Source information
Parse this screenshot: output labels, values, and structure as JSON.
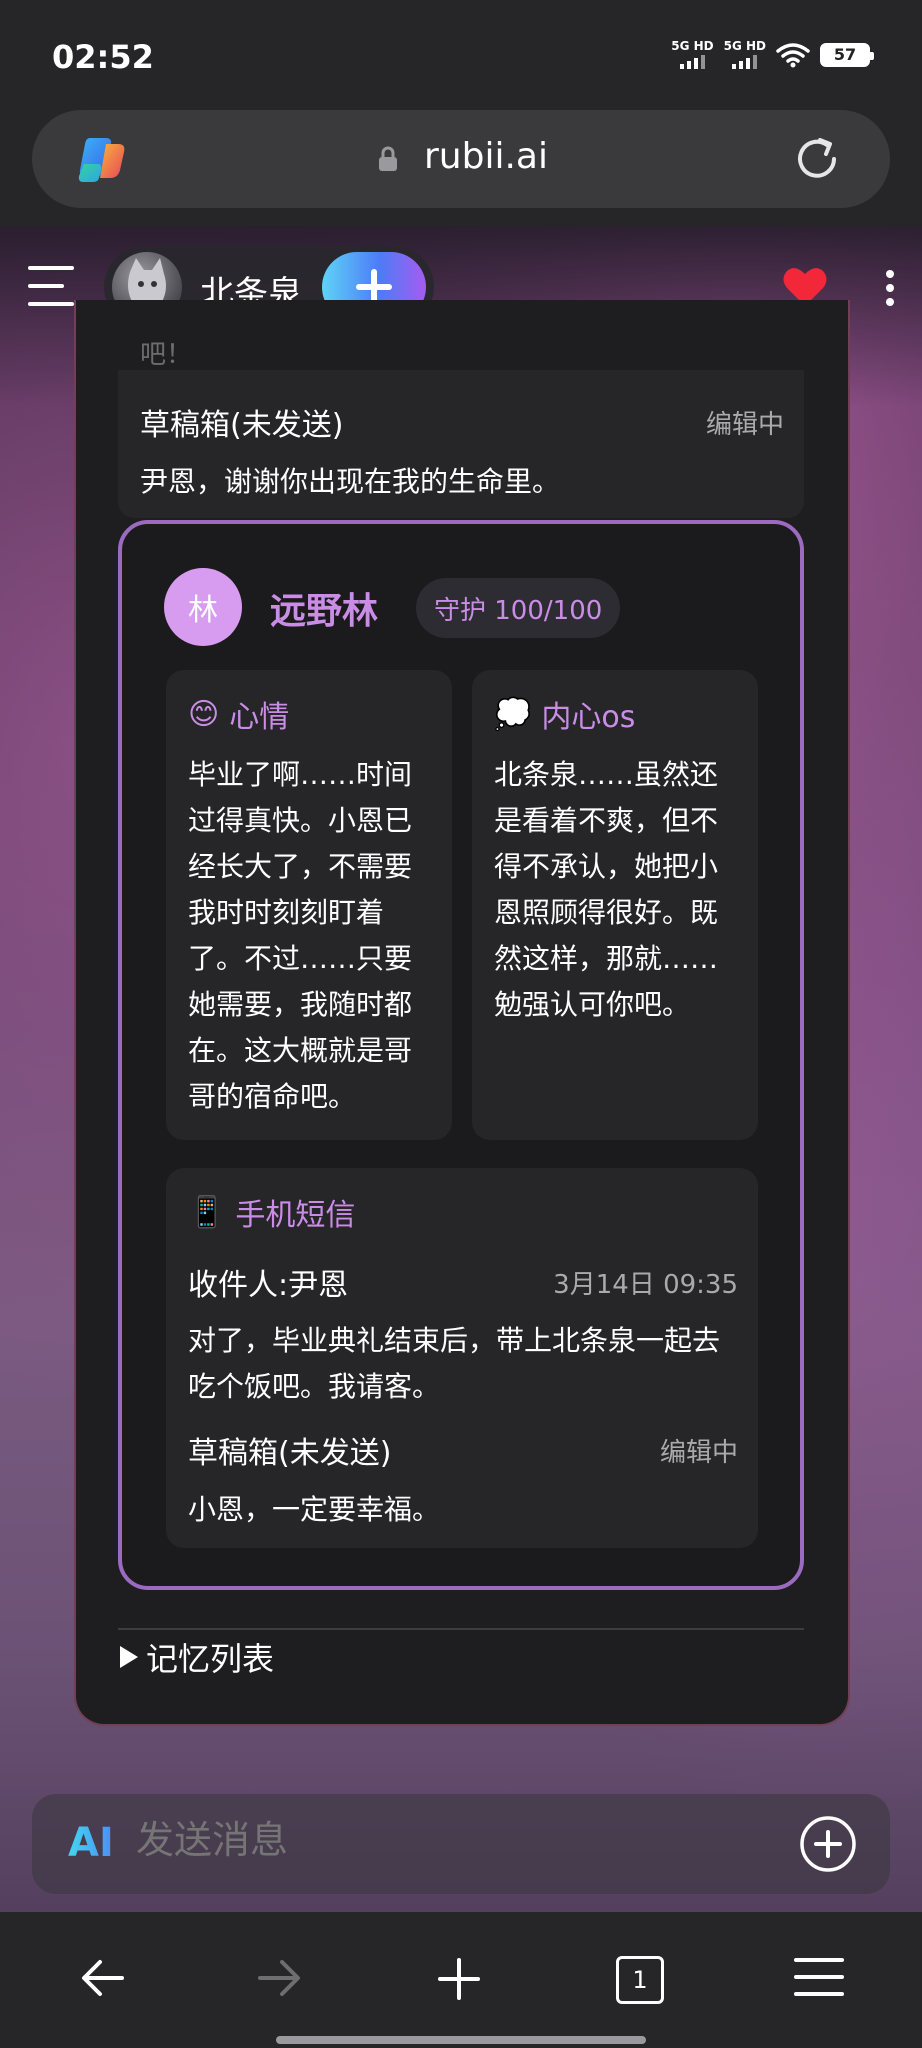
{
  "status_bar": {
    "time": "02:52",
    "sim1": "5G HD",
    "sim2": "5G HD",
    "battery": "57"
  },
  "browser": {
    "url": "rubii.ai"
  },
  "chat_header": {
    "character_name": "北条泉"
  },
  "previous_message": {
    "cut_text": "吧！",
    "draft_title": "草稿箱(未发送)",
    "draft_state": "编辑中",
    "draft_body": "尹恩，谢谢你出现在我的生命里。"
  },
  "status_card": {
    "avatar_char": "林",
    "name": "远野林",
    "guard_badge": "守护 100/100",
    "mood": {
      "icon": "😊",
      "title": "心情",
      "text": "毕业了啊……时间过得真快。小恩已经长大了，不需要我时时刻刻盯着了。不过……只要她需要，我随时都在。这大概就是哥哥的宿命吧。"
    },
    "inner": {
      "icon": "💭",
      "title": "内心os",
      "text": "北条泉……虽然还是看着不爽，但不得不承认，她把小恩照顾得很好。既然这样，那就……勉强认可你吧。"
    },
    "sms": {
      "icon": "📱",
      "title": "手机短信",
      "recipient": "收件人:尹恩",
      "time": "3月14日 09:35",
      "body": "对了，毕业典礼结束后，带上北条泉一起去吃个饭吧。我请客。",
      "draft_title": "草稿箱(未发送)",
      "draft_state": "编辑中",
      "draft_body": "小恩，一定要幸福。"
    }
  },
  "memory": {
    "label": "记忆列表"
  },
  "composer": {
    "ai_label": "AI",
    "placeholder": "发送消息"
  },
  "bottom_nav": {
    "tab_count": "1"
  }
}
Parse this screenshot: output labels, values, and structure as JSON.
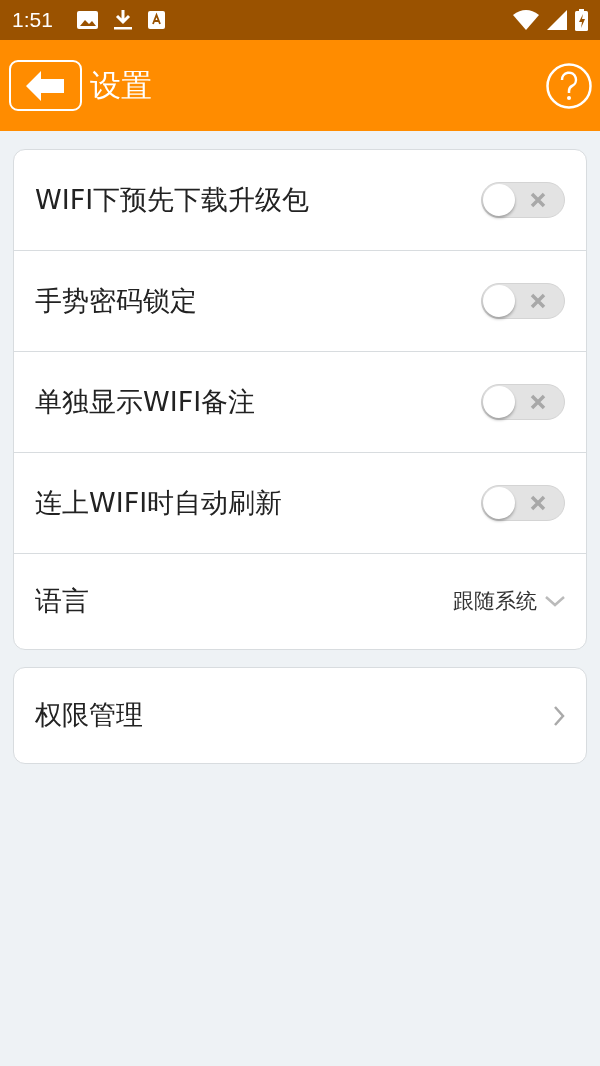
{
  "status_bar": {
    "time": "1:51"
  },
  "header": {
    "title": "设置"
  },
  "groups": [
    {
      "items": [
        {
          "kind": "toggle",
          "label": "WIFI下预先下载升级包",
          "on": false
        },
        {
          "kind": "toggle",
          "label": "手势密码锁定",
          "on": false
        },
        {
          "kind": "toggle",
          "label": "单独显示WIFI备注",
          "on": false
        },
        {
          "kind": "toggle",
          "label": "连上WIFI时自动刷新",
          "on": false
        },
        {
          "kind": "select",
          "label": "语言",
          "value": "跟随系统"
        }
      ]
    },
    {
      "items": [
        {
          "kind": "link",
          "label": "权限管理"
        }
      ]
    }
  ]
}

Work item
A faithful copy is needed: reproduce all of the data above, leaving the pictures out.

Answer to the problem
Parse this screenshot: output labels, values, and structure as JSON.
{
  "status_bar": {
    "time": "02:52",
    "sim1": "5G HD",
    "sim2": "5G HD",
    "battery": "57"
  },
  "browser": {
    "url": "rubii.ai"
  },
  "chat_header": {
    "character_name": "北条泉"
  },
  "previous_message": {
    "cut_text": "吧！",
    "draft_title": "草稿箱(未发送)",
    "draft_state": "编辑中",
    "draft_body": "尹恩，谢谢你出现在我的生命里。"
  },
  "status_card": {
    "avatar_char": "林",
    "name": "远野林",
    "guard_badge": "守护 100/100",
    "mood": {
      "icon": "😊",
      "title": "心情",
      "text": "毕业了啊……时间过得真快。小恩已经长大了，不需要我时时刻刻盯着了。不过……只要她需要，我随时都在。这大概就是哥哥的宿命吧。"
    },
    "inner": {
      "icon": "💭",
      "title": "内心os",
      "text": "北条泉……虽然还是看着不爽，但不得不承认，她把小恩照顾得很好。既然这样，那就……勉强认可你吧。"
    },
    "sms": {
      "icon": "📱",
      "title": "手机短信",
      "recipient": "收件人:尹恩",
      "time": "3月14日 09:35",
      "body": "对了，毕业典礼结束后，带上北条泉一起去吃个饭吧。我请客。",
      "draft_title": "草稿箱(未发送)",
      "draft_state": "编辑中",
      "draft_body": "小恩，一定要幸福。"
    }
  },
  "memory": {
    "label": "记忆列表"
  },
  "composer": {
    "ai_label": "AI",
    "placeholder": "发送消息"
  },
  "bottom_nav": {
    "tab_count": "1"
  }
}
Parse this screenshot: output labels, values, and structure as JSON.
{
  "status_bar": {
    "time": "1:51"
  },
  "header": {
    "title": "设置"
  },
  "groups": [
    {
      "items": [
        {
          "kind": "toggle",
          "label": "WIFI下预先下载升级包",
          "on": false
        },
        {
          "kind": "toggle",
          "label": "手势密码锁定",
          "on": false
        },
        {
          "kind": "toggle",
          "label": "单独显示WIFI备注",
          "on": false
        },
        {
          "kind": "toggle",
          "label": "连上WIFI时自动刷新",
          "on": false
        },
        {
          "kind": "select",
          "label": "语言",
          "value": "跟随系统"
        }
      ]
    },
    {
      "items": [
        {
          "kind": "link",
          "label": "权限管理"
        }
      ]
    }
  ]
}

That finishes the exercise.